Report: Tax reform could impact child tax provisions

Tax breaks for children also took up a smaller share of the more than $1 trillion in preferences in the code in 2012, the report says, falling from 9 percent to 8 percent. The Urban Institute also projects that tax incentives for children will take up even less of a portion of gross domestic product in the years to come.

“The stakes for children in tax reform are incredibly high,” said First Focus President Bruce Lesley. “If Congress gets it right, we could see real gains on child poverty – if they don’t, forty percent of federal investments in children are at risk.”

Congress extended both the EITC and the child tax credit in the fiscal-cliff deal signed earlier this year.

Both House Ways and Means Chairman Dave Camp (R-Mich.) and Senate Finance Chairman Max BaucusMax Sieben BaucusBernie Sanders flexes power on single-payer ObamaCare architect supports single-payer system Trump has yet to travel west as president MORE (D-Mont.) have said they are taking a broad look at the code as they push toward tax reform mark-ups this year.

In a speech last week, Sen. Mike LeeMichael (Mike) Shumway LeeOvernight Defense: Senate passes 0B defense bill | 3,000 US troops heading to Afghanistan | Two more Navy officials fired over ship collisions Senate passes 0B defense bill Overnight Finance: CBO to release limited analysis of ObamaCare repeal bill | DOJ investigates Equifax stock sales | House weighs tougher rules for banks dealing with North Korea MORE (R-Utah) proposed boosting tax incentives for raising a family.

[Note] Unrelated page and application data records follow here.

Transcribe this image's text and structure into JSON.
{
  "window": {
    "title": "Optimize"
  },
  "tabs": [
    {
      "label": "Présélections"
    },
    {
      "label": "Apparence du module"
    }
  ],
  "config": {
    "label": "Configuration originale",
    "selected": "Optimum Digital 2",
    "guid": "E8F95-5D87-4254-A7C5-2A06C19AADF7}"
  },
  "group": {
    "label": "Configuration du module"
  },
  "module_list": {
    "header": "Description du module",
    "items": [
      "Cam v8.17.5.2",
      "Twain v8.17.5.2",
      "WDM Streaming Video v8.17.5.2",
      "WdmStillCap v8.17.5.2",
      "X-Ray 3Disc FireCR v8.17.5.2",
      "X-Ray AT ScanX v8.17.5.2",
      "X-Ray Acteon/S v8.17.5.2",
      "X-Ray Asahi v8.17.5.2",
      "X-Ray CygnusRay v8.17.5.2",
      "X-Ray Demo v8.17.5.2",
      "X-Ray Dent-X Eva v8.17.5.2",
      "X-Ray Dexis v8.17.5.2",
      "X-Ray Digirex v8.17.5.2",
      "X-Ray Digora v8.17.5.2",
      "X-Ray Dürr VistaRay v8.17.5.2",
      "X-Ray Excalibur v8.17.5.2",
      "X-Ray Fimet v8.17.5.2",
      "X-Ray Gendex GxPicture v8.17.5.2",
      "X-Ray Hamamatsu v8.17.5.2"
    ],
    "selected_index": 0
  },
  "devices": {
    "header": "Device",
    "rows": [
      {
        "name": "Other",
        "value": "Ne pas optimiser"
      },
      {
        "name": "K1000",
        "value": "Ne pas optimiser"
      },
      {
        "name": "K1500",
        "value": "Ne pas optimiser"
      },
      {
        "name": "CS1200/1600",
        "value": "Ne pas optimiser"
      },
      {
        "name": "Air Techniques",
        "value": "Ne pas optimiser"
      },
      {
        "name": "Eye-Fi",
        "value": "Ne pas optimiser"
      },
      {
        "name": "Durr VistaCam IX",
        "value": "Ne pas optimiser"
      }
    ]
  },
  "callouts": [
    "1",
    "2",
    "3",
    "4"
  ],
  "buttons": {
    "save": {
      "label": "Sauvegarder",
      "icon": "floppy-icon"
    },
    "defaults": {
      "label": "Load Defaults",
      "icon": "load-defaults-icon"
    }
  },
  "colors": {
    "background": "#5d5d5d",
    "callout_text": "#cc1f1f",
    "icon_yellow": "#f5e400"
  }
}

Liberal economists have said that rolling back the EITC would help funnel more wealth to the richest taxpayers.

But some Republicans have also expressed concern about fraudulent claims of refundable tax credits like the EITC, and some free-market groups have said the tax breaks reduce incentives to work.